Myfavorite thing about becoming an observer with Nature’s Notebook is that, by honing in on such seemingly inconsequential details as a breaking leaf bud on a cottonwood, we are actually contributing to knowledge of the bigger picture. We are living in a tumultuous climate, a time when those who have devoted their lives to understanding our natural world are realizing the very true possibility that we may lose much if it in our lifetimes.Today, more than ever, gathering knowledge about how we may be able to lessen our impact and increase our respect, is of utmost importance.
If you've been looking to get more involved in our work on the Trail, see below for a workshop opportunity coming up this Sunday!Thank you for joining in this quest with me.
Best regards and happy observing,
News From The Trail
We are thrilled to announce that Sevilleta National Wildlife Refuge is now an official partner on the Rio Grande Phenology Trail!
We are up and running with the following species:
As our volunteer base grows, we would like to add additional species including Little Leaf Sumac, Cottontail Rabbit, Creosote, and New Mexico Olive.
We welcome your input! Please contact Jessica atRGPTinfo@usanpn.orgwith any questions or comments.
Spring has sprung in all its glory! It's an
exciting time to get outside! Whether you have been observing with us for a while, or you are a brand new member of our team, the articles below will brighten up your skill set!
Phenology affects nearly all
aspects of the environment, including the abundance, distribution, and diversity of organisms, ecosystem services, food webs, and the global cycles of water and carbon. How plants and animals respond to climate can help us predict whether their populations will grow or shrink – making phenology a leading indicator of climate change impacts.
Check out this review article in TRENDS in Ecology and Evolution to brush up on just how closely phenology and climate are intertwined, and what this means for global carbon cycling.
After months of planning, our Nature's Notebook Volunteer Orientation at Valle de Oro is just around the corner. This hands-on workshop is designed to give new volunteers the knowledge, confidence, and sense of RGPT community support needed to get out and observe! The workshop will be held at Valle de Oro on Sunday May 15th from 9 - 4pm. Registration is $10, and includes lunch and the beautiful new Botany Primer. Click here to reserve your spot before midnight on May 13th!

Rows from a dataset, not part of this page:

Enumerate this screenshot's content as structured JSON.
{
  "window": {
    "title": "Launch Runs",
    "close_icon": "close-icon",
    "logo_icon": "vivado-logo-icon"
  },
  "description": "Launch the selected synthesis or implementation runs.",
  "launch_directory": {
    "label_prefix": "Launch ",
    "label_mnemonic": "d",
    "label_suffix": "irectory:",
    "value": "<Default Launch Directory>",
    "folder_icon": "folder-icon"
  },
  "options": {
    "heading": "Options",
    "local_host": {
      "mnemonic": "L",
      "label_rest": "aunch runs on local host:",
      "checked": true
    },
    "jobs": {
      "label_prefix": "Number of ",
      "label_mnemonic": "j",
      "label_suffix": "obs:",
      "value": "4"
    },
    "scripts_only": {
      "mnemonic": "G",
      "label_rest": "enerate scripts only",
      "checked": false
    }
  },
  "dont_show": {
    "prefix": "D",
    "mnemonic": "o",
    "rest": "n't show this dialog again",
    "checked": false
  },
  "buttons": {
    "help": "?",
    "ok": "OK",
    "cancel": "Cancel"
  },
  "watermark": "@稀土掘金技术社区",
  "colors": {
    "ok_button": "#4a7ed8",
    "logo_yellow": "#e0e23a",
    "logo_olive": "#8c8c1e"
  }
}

Also, it is that time again for another Local Phenology Leaders' Meeting of the Minds! The exact date is still to be determined. If you are interested in attending, please email Jessica at RGPTinfo@usanpn.org.